Dylan was strongly influenced by the Scheme and Common Lisp programming languages, but uses a syntax derived from the Algol and Pascal tradition.
The Introduction to Dylan gives a nice and easy overview of the language.
We love the language and find it both productive and satisfying to work with. A craftsman should love his tools and Dylan is what makes us happy.
Some things that we like about Dylan are:
- The syntax is clear and consistent. While it is sometimes verbose, it remains highly readable.
- The type system allows for static typing as well as a looser, more dynamic view of the world.
- It provides multi-methods and a consistent and ever-present object system.
- It provides for a mixture of object-oriented and functional programming.
- It allows for multiple return values, rest arguments, and keyword arguments.
- It has a condition system like Common Lisp.
- It has a powerful macro system.
- Dylan compiles to an efficient executable.
Overall, Dylan gives the programmer a flexible set of primitives to build on and these primitives mesh together well. You don't find yourself wondering how various language features fit together.
We've used many other languages in the past and in the intervening years since discovering Dylan, but keep getting drawn back. Dylan is something special.
What does Dylan look like?
Much like pictures are worth a thousand words, snippets of a programming language can help to communicate the essence of the language.
A simple factorial, using recursion and multi-method dispatch:
define method factorial (n == 0) 1 end; define method factorial (n == 1) 1 end; define method factorial (n) n * factorial(n - 1) end;
A simple fibonacci sequence generator, using a closure:
define function make-fibonacci() let n = 0; let m = 1; method () let result = n + m; n := m; m := result // return value end end; define constant fib = make-fibonacci(); for (i from 1 to 15) format-out("%d ", fib()) end;
Learning More About Dylan
Dylan has a large amount of documentation available:

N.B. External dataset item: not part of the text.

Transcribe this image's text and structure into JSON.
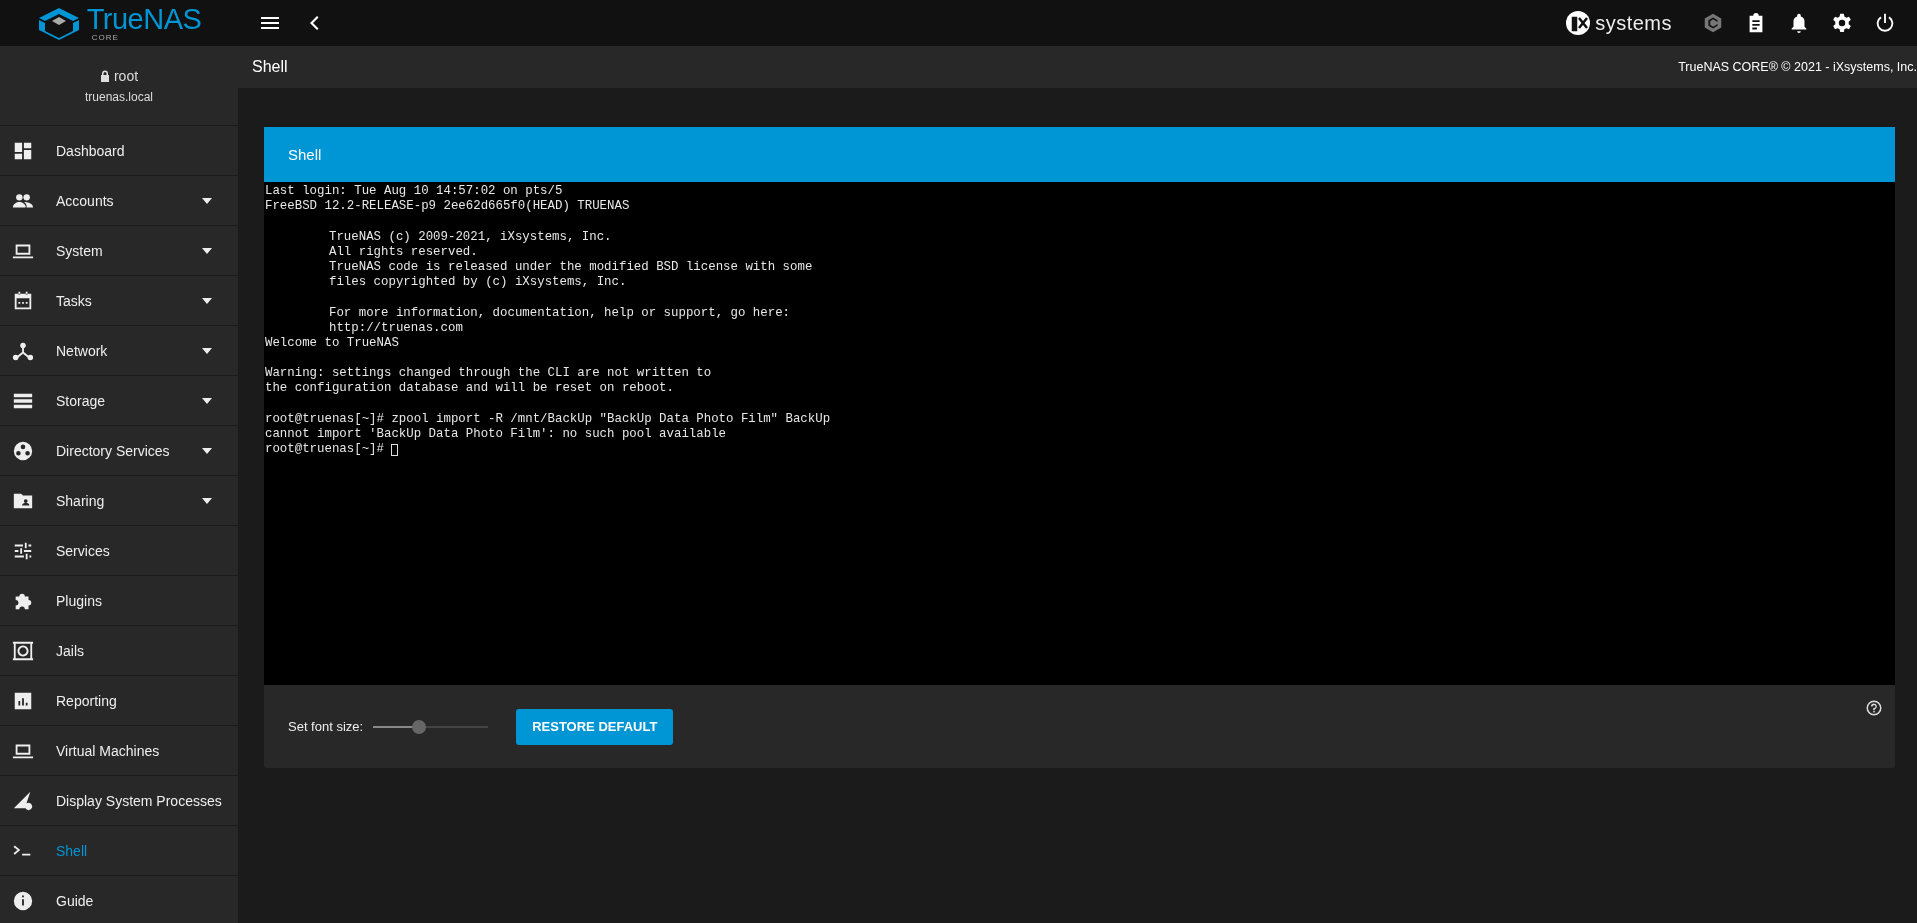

- Introduction to Dylan:
A tutorial is written primarily for those with solid programming experience in C++ or another object-oriented, static language. It provides a gentler introduction to Dylan than does the Dylan Reference Manual (DRM).
- Dylan Reference Manual:

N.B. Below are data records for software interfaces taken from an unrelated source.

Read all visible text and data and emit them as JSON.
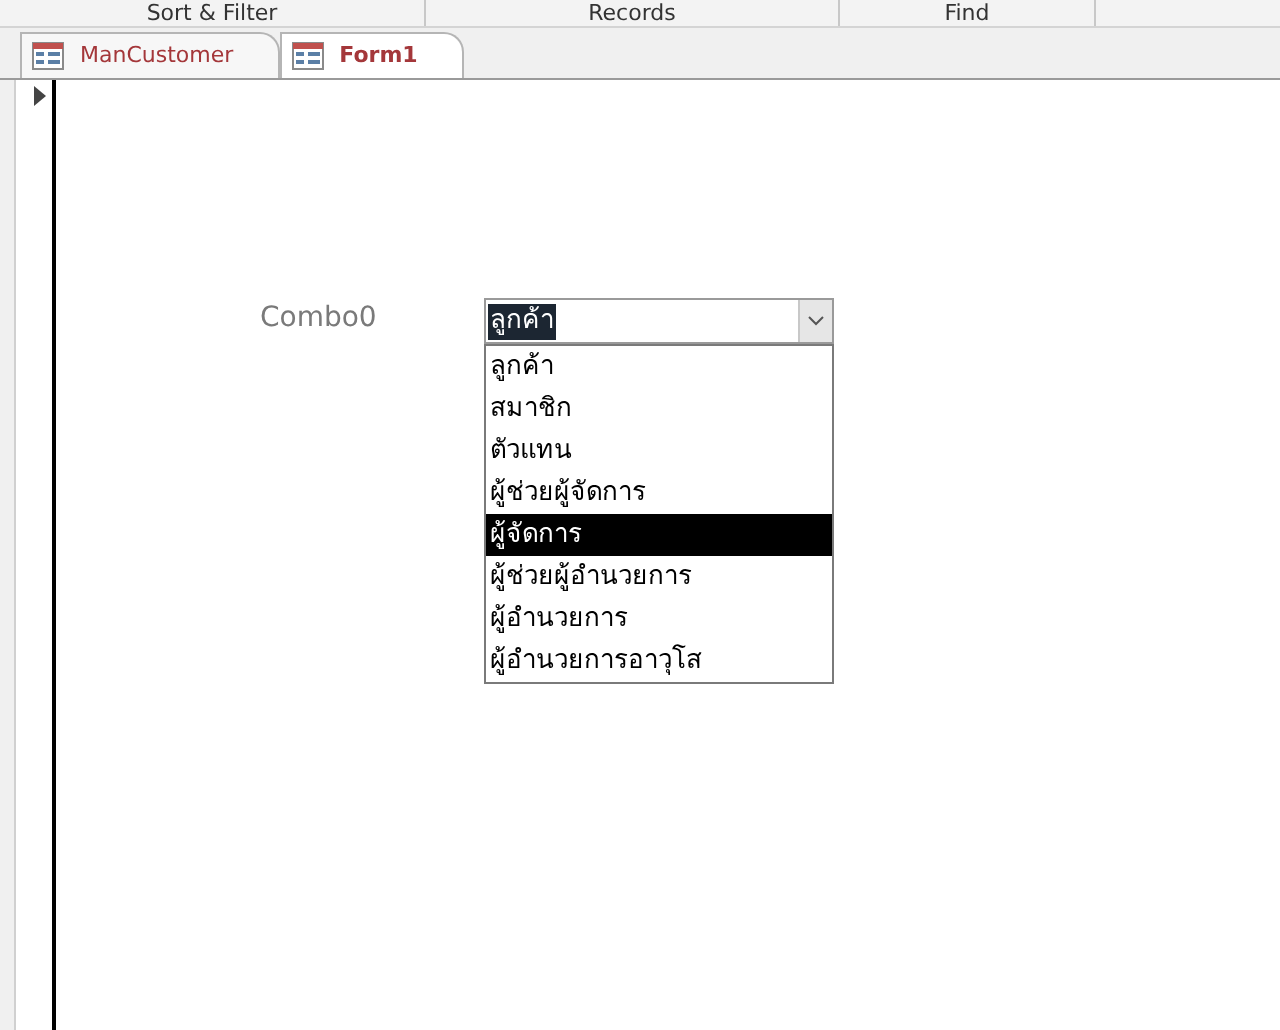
{
  "ribbon_groups": [
    "Sort & Filter",
    "Records",
    "Find"
  ],
  "tabs": [
    {
      "label": "ManCustomer",
      "selected": false
    },
    {
      "label": "Form1",
      "selected": true
    }
  ],
  "combo": {
    "label": "Combo0",
    "value": "ลูกค้า",
    "expanded": true,
    "options": [
      {
        "label": "ลูกค้า",
        "highlighted": false
      },
      {
        "label": "สมาชิก",
        "highlighted": false
      },
      {
        "label": "ตัวแทน",
        "highlighted": false
      },
      {
        "label": "ผู้ช่วยผู้จัดการ",
        "highlighted": false
      },
      {
        "label": "ผู้จัดการ",
        "highlighted": true
      },
      {
        "label": "ผู้ช่วยผู้อำนวยการ",
        "highlighted": false
      },
      {
        "label": "ผู้อำนวยการ",
        "highlighted": false
      },
      {
        "label": "ผู้อำนวยการอาวุโส",
        "highlighted": false
      }
    ]
  }
}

The official definition of the Dylan language and standard library.
- Dylan Programming Guide:
A good, book length Dylan tutorial by several Harlequin employees.
- OpenDylan Documentation:
All of the OpenDylan documentation.